I am currently preparing an advocacy training for a group of CSO grantees of the EU’s Peacebuilding Initiative in Israel and the Occupied Palestinian Territories. The CSOs are diverse in their organisational type, size, and field of expertise and include think tanks; research institutes; development NGOs, both international and local; youth organisations; as well as specialist peacebuilders. Common to all the training participants is the ambition to make the step change from locally focused action (whether service delivery, research, mediation, or even local-level advocacy), whose potential for stimulating change is limited to a particular location or target community, to policy influencing activity at the national level, which might feasibly lead to wider positive impact and sustainable change in the lives of the greater majority of people of the region.
Central to successful advocacy is the targeting of key decision makers and those possessing power over social and political resources, by arguing the case for change and bringing peaceful pressure to bear in concert with allies and supporters.
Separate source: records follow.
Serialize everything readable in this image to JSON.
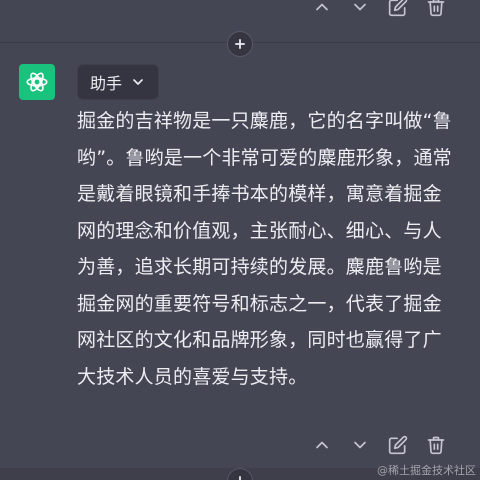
{
  "top_toolbar": {
    "icons": [
      "chevron-up-icon",
      "chevron-down-icon",
      "edit-icon",
      "trash-icon"
    ]
  },
  "message": {
    "role_selector_value": "助手",
    "content": "掘金的吉祥物是一只麋鹿，它的名字叫做“鲁哟”。鲁哟是一个非常可爱的麋鹿形象，通常是戴着眼镜和手捧书本的模样，寓意着掘金网的理念和价值观，主张耐心、细心、与人为善，追求长期可持续的发展。麋鹿鲁哟是掘金网的重要符号和标志之一，代表了掘金网社区的文化和品牌形象，同时也赢得了广大技术人员的喜爱与支持。"
  },
  "bottom_toolbar": {
    "icons": [
      "chevron-up-icon",
      "chevron-down-icon",
      "edit-icon",
      "trash-icon"
    ]
  },
  "watermark": "@稀土掘金技术社区",
  "colors": {
    "background": "#444654",
    "avatar_bg": "#19c37d",
    "text": "#ececf1"
  }
}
It goes without saying that understanding how power is exercised and knowing what kind of strategy power holders are most likely to respond to is essential for success. Very often power is conceived as one of ‘power over’, ‘power to’, ‘power with,’ and ‘power within.’ While these concepts are undoubtedly helpful for identifying those whom one needs to influence – that is those who have power over people and resources -, as well as defining likely partners in an advocacy coalition or network – that is those whom one has power with -, they are insufficient for developing the in-depth understanding of power necessary to design a policy influencing strategy with potential for results..
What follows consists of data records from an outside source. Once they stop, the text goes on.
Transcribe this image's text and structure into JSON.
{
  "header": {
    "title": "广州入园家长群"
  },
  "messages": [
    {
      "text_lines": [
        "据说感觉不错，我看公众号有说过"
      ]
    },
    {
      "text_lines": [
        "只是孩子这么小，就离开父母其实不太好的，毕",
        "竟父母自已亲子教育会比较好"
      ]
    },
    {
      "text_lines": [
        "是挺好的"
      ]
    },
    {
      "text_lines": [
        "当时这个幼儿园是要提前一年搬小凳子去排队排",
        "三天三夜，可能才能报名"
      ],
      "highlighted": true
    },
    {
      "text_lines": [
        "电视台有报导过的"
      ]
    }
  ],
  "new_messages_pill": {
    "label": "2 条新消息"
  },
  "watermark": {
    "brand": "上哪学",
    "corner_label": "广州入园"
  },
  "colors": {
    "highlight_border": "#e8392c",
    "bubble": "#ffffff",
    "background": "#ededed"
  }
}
A tool that I always use when facilitating the design of advocacy strategy or delivering trainings in policy influencing is Gaventa’s Power Cube (so called after John Gaventa from the Institute of Development Studies, who developed the concept in the early 2000s).
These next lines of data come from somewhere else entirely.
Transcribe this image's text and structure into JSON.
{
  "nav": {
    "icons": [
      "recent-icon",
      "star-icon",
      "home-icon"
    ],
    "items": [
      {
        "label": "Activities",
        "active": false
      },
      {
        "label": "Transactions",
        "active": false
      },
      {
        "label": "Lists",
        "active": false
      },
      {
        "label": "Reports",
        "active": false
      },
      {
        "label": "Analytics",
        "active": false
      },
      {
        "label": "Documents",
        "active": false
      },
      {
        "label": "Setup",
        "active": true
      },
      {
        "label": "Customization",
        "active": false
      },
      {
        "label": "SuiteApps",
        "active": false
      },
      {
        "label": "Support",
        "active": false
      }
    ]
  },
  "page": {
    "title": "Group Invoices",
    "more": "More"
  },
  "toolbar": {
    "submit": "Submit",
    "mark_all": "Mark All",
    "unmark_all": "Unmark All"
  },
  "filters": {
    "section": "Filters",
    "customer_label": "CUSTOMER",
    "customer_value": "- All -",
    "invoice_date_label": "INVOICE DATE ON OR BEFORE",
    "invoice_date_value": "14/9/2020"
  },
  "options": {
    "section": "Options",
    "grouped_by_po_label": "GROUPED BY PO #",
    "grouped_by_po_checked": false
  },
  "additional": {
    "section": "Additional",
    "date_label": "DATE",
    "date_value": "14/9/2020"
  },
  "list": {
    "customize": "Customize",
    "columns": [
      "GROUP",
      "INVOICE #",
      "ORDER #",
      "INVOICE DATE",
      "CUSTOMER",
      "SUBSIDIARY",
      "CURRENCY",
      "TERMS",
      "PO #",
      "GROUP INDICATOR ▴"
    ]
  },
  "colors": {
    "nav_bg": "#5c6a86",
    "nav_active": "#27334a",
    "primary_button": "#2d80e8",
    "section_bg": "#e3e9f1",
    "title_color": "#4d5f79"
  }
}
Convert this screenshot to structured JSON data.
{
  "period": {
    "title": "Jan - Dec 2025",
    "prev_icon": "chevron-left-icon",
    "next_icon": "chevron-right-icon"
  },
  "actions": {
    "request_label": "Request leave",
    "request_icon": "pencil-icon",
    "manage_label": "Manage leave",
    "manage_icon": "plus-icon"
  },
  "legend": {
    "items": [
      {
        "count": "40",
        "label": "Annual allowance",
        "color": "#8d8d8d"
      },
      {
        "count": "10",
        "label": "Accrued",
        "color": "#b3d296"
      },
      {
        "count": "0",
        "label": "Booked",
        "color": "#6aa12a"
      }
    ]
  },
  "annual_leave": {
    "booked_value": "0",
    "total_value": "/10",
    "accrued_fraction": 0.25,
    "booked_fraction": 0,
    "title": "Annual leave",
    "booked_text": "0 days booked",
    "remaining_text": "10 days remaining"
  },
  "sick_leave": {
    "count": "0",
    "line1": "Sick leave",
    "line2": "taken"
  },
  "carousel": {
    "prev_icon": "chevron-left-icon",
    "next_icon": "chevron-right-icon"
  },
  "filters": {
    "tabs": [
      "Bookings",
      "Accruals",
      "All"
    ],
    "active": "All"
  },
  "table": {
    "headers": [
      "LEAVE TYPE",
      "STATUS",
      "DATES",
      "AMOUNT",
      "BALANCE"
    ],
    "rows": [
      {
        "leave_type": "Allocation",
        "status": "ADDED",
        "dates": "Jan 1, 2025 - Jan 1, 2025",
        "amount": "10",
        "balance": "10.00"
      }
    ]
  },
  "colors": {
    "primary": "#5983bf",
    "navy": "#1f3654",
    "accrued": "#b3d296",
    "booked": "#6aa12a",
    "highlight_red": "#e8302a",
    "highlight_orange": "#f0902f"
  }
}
The cube provides a neat and easily understandable guide to analysis of the different facets of power and its exercise in any given situation. As I have been preparing the current training I have been in search of further resources on, and examples of power analysis and stumbled upon (having once forgotten about it) the following: a site dedicated to the power cube and everything concerning power analysis that was developed and established in 2009 by Power, Participation and Social Change (PPSC) group at the Institute of Development Studies. Having rediscovered this varied, fascinating, and extensive resource, it will be one of my first ports of call when preparing any work involving policy influencing or necessitating power analysis.